◆ Brief
Filter the lines below, keeping each one that holds "this".

┌──

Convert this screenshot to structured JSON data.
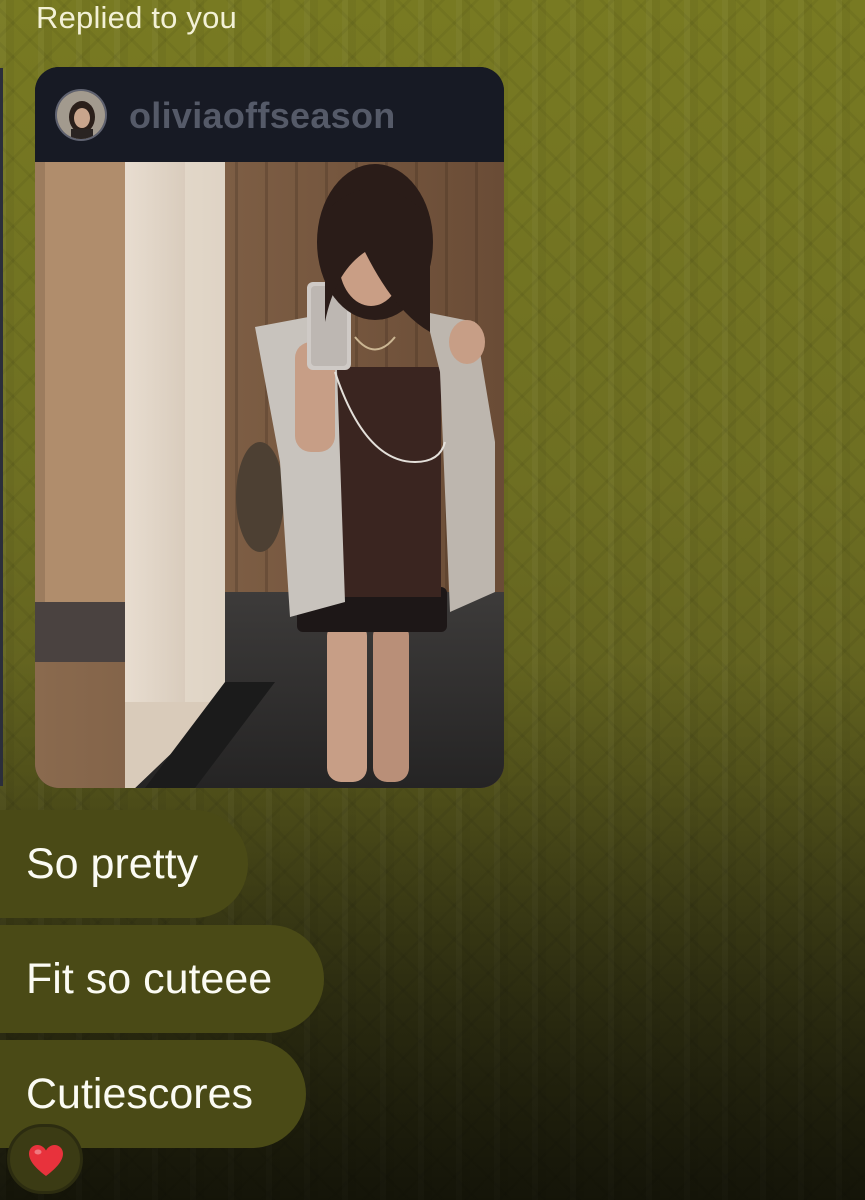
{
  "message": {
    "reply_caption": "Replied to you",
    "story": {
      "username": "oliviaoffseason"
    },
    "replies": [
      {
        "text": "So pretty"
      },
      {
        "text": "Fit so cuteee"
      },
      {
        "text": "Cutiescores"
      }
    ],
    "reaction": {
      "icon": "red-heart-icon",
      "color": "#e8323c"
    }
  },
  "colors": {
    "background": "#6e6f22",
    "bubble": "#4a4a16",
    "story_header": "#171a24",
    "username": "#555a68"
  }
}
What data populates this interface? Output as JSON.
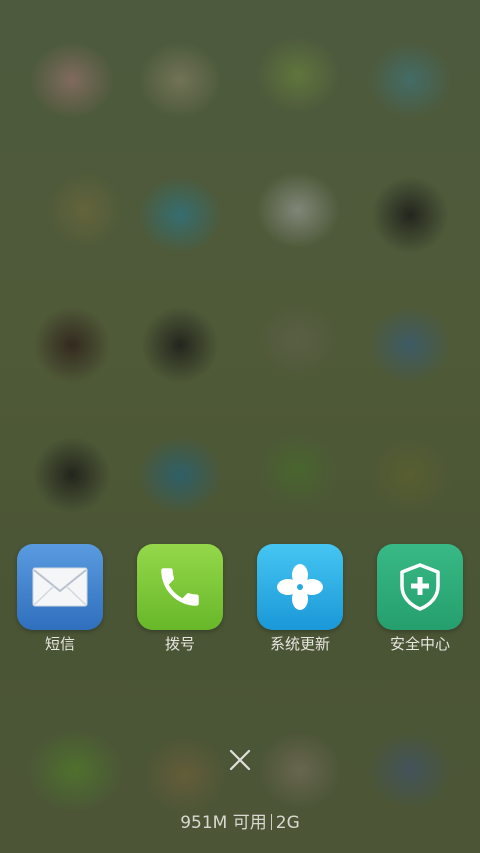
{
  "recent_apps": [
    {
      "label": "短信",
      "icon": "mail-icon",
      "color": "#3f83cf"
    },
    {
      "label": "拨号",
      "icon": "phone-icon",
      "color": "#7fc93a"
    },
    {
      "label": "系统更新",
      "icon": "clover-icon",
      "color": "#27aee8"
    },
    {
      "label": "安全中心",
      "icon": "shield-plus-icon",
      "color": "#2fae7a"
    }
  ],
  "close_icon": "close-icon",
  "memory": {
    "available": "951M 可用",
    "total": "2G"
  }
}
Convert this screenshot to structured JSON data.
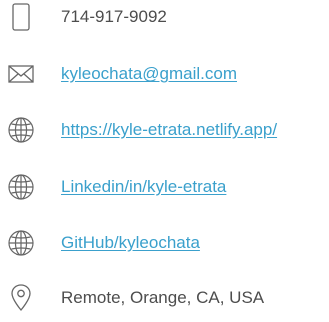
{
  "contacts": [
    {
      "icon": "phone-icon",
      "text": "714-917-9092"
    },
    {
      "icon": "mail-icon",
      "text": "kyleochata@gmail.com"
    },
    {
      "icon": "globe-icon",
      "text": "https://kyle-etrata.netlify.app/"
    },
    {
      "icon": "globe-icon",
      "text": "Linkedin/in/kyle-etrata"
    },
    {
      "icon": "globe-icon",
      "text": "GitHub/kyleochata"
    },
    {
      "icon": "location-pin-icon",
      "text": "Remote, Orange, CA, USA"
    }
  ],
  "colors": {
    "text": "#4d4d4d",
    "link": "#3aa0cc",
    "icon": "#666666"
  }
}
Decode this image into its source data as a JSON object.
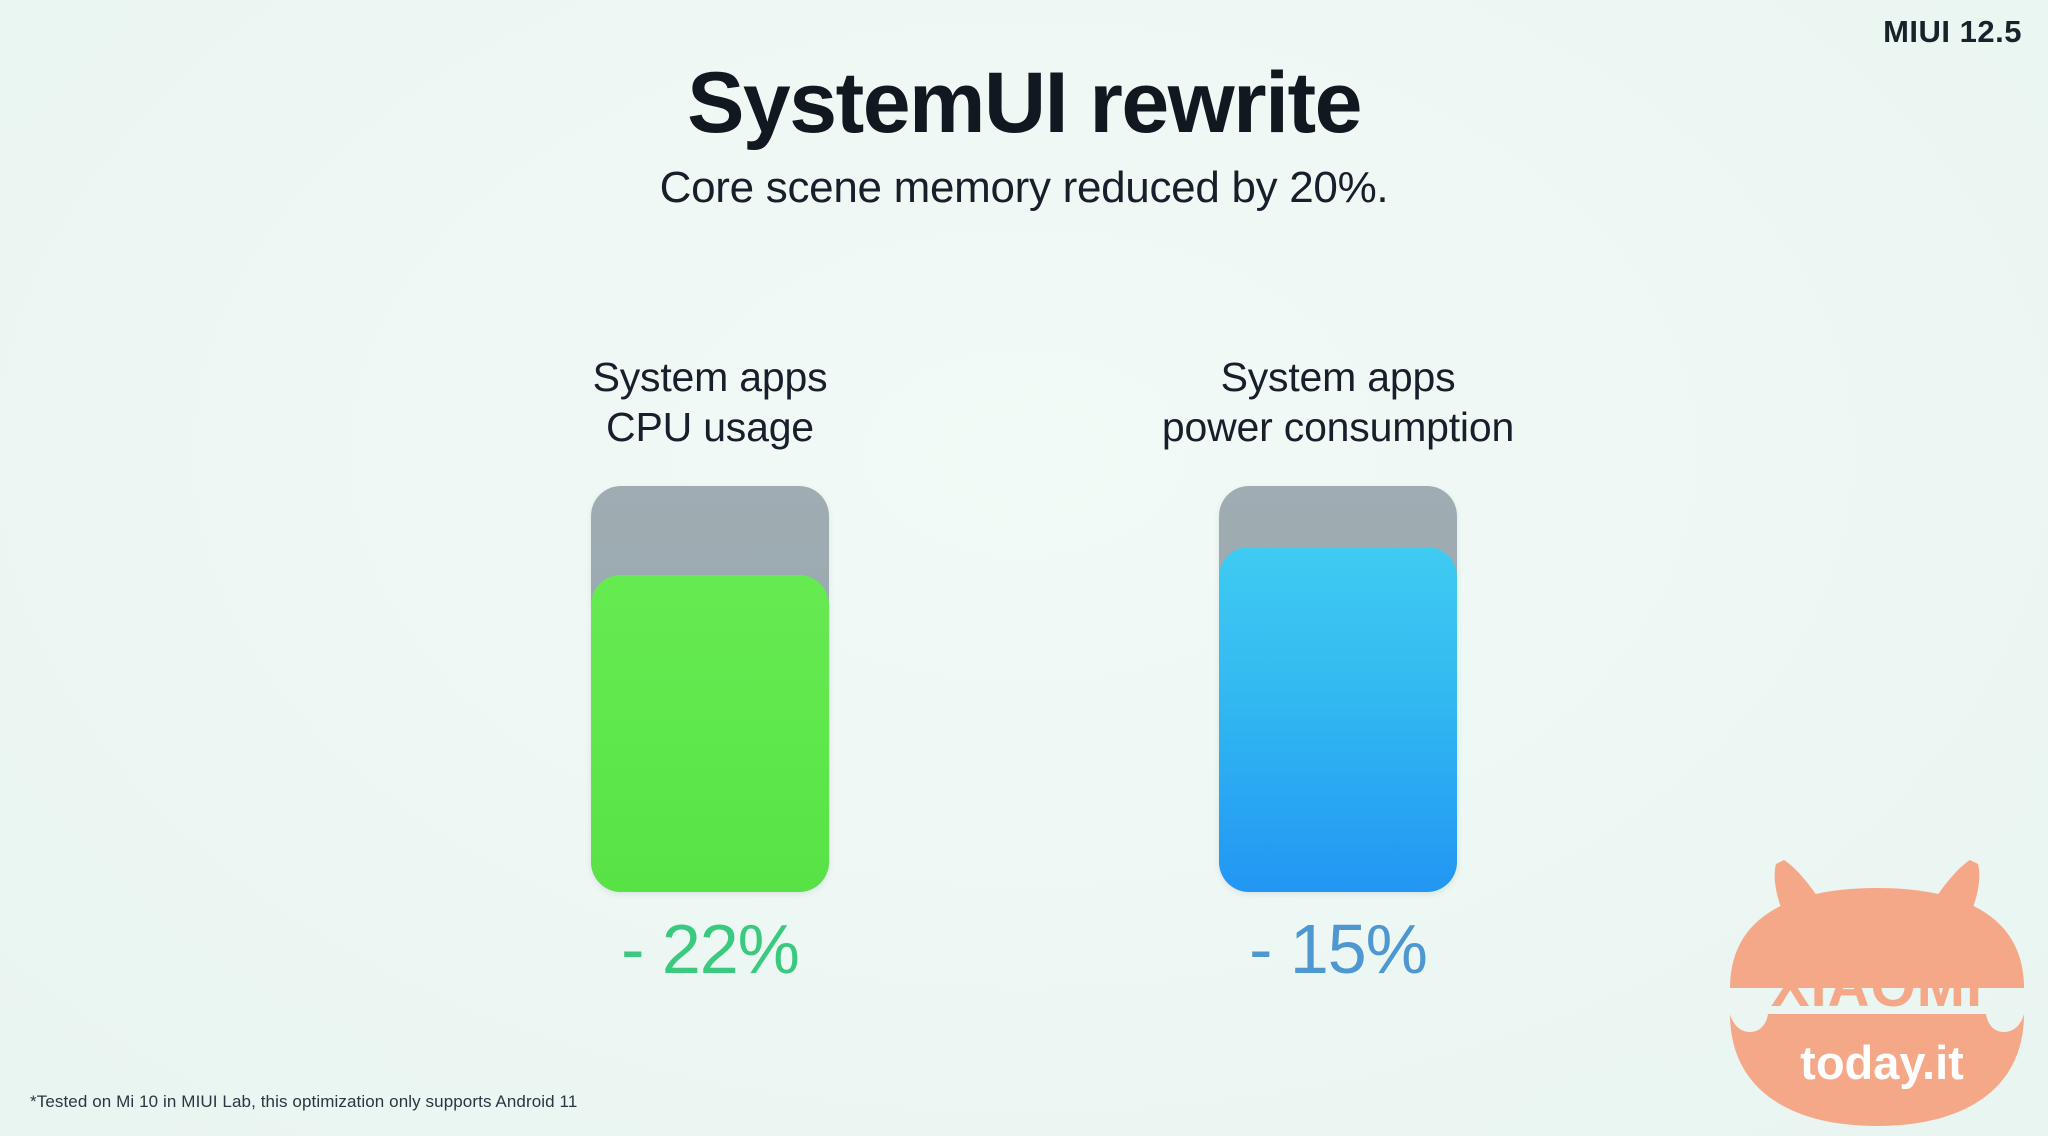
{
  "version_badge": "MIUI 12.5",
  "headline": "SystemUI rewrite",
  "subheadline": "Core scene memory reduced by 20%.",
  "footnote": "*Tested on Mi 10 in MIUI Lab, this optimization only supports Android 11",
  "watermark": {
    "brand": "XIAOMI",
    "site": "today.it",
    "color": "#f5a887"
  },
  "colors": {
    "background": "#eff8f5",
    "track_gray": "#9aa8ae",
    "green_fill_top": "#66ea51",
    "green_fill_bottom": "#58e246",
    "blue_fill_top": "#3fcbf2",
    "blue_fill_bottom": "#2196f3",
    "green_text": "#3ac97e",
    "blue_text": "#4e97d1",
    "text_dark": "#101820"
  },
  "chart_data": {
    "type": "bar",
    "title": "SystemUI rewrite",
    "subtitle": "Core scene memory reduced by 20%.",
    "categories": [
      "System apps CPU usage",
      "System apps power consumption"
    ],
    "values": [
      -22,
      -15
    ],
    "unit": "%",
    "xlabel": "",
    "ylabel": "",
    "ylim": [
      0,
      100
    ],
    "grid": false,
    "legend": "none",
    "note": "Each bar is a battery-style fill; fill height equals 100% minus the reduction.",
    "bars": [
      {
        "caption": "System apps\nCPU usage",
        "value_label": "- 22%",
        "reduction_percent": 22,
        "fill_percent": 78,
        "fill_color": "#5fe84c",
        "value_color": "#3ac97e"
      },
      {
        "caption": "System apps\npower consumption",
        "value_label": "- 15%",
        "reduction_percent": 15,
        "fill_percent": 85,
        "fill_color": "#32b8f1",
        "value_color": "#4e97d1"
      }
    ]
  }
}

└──

◆ Answer section
Convert this screenshot to structured JSON data.
What data populates this interface? Output as JSON.
Convert this screenshot to structured JSON data.
Decode this image into its source data as a JSON object.
  "footnote": "*Tested on Mi 10 in MIUI Lab, this optimization only supports Android 11",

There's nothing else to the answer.